Southern African Development Community leaders have called for the European Union and US to lift all sanctions imposed on Zimbabwe after endorsing President Robert Mugabe’s win in disputed elections last month.
Malawian President Joyce Banda said Zimbabweans had “suffered enough”.
The EU and US imposed sanctions on Zimbabwe in 2002 after accusing Robert Mugabe of brutally cracking down on his opponents – a charge he rejected.
Robert Mugabe, 89, is due to be inaugurated for a seventh term on Thursday.
The EU has a travel ban in place against Robert Mugabe and nine other of officials of his Zanu-PF party and has sanctions imposed on two companies.
The US also has a travel ban on Robert Mugabe and other top Zanu-PF officials, and has blacklisted companies linked to them from doing business with US companies.
Robert Mugabe won with 61% of the presidential vote against 34% for Morgan Tsvangirai, the outgoing prime minister and leader of the Movement for Democratic Change (MDC) party.
On Friday, the MDC dropped plans to challenge Robert Mugabe’s victory in court, alleging it would not get a fair hearing.
The MDC had alleged that the poll was marred by widespread fraud, a view rejected by African Union (AU) and other international observers.
Ending a meeting of the Southern African Development Community (SADC) in the Malawian capital, Lilongwe, on Sunday, regional leaders said in a statement that “all forms of sanctions” imposed on Zimbabwe should be lifted following the holding of “free and peaceful” elections.
“I believe Zimbabwe deserves better, Zimbabweans have suffered enough,” said Joyce Banda, Malawi’s leader and incoming chairperson of the 15-nation regional body.
In a further display of support for Robert Mugabe, regional leaders appointed him as the next SADC chairman and said the group’s next annual summit would be held in Zimbabwe, AFP news agency reports.

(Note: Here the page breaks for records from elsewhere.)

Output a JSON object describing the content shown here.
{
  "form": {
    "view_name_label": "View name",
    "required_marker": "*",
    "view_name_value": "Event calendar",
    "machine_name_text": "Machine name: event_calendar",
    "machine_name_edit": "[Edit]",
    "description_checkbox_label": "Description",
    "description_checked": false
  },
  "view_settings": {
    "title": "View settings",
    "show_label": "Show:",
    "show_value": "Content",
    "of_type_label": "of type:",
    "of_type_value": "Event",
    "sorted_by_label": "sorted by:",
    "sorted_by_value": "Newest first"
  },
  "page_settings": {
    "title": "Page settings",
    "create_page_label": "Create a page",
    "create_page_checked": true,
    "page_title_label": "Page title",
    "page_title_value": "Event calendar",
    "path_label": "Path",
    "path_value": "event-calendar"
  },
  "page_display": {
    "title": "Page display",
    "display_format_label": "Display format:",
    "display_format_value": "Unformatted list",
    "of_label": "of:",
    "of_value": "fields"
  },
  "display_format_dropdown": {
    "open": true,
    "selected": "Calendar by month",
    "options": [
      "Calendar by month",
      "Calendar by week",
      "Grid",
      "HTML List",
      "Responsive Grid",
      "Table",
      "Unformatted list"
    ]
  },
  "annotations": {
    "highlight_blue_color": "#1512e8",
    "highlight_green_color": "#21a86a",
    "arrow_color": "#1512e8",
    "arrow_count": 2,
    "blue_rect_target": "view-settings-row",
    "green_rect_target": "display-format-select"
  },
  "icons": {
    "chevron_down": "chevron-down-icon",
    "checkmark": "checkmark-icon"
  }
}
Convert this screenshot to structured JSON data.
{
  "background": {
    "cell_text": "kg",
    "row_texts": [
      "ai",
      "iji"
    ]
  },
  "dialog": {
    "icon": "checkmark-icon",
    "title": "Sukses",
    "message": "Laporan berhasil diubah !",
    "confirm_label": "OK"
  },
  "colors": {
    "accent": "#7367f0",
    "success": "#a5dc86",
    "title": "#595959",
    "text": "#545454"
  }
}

The EU described last month’s election in Zimbabwe as generally peaceful, but said it was concerned about alleged irregularities.

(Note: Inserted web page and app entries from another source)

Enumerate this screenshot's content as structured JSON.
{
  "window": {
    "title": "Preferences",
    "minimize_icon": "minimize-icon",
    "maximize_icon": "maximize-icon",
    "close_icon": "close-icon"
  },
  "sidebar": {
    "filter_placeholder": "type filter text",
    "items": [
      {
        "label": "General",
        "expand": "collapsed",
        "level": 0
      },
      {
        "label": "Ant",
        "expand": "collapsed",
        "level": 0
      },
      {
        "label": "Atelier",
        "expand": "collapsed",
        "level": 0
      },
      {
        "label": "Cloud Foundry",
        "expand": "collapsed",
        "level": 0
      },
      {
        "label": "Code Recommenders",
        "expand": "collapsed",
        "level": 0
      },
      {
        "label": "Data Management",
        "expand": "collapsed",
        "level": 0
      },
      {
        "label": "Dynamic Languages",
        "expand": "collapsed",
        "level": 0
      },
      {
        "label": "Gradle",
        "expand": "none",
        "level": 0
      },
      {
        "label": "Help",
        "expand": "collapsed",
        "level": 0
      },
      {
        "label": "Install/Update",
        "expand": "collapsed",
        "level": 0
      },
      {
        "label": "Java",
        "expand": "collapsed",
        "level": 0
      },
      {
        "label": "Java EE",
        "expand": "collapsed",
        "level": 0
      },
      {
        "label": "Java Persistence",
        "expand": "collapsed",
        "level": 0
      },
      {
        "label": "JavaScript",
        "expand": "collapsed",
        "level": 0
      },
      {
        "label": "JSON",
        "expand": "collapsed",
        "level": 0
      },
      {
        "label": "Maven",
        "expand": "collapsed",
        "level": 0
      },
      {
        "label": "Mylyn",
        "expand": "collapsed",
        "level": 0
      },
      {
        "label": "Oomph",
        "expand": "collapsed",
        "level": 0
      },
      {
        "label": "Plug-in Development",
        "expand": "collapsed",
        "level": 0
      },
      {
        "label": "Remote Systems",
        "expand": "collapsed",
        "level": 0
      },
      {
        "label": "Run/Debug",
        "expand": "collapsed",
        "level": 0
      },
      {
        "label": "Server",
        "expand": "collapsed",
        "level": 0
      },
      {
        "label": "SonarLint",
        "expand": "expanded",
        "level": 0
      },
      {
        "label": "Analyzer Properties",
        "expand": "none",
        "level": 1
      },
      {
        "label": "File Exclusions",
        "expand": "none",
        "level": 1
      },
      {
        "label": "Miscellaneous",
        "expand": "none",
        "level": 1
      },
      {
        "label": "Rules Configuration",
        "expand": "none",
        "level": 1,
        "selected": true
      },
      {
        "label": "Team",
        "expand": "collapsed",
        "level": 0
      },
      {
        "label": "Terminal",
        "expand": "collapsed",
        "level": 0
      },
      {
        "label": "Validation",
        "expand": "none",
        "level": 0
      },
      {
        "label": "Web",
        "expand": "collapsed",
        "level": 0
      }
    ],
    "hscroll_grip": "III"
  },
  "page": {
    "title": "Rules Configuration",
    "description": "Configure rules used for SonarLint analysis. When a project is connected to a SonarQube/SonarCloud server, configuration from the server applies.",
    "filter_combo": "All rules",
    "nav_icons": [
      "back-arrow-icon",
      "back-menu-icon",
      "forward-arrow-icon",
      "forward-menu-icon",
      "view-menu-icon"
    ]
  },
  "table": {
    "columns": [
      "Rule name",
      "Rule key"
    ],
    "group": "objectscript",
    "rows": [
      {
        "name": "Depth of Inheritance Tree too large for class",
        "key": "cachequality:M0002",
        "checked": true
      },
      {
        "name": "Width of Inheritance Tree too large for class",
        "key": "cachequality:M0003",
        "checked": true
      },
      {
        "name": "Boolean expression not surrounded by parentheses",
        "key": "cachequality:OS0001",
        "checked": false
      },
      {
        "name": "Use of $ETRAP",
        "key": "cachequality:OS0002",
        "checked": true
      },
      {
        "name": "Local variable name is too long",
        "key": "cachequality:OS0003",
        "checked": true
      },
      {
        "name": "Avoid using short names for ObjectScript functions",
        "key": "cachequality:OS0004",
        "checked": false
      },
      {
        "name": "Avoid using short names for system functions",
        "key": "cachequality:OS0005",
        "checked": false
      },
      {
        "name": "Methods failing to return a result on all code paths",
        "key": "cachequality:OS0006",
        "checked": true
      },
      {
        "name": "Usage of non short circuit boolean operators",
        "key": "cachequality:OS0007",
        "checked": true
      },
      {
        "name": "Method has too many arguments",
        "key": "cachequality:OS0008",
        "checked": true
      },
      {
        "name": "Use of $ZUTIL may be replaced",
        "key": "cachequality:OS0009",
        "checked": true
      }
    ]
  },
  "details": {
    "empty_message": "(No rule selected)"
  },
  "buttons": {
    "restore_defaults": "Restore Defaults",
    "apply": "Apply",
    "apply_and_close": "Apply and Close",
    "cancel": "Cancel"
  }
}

In March, the EU suspended sanctions against 81 individuals and eight entities in Zimbabwe after hailing a referendum to approve a new constitution expanding civil liberties as credible and peaceful.
However, it kept sanctions in place against two firms and 10 top officials, including Robert Mugabe.
Zimbabwe did not invite the EU and the US to monitor the elections, with Zanu-PF accusing them of bias.
The US described the vote on July 31 as “deeply flawed” and did not regard the results as a credible expression of the will of Zimbabweans.
The MDC has said that more than a million voters were prevented from casting their ballots – mainly in urban areas considered to be its strongholds, allegations backed up a 7,000-strong group of local observers, the Zimbabwe Election Support Network.
Allies of President Robert Mugabe have dismissed the allegations of voting fraud and accused Morgan Tsvangirai of being a bad loser.
Robert Mugabe’s victory heralded the end of the power-sharing government he formed with Morgan Tsvangirai in 2009 under pressure from regional leaders following elections marred by violence and allegations of rigging.
Robert Mugabe has governed Zimbabwe, a former British colony until 1964, from independence in 1980.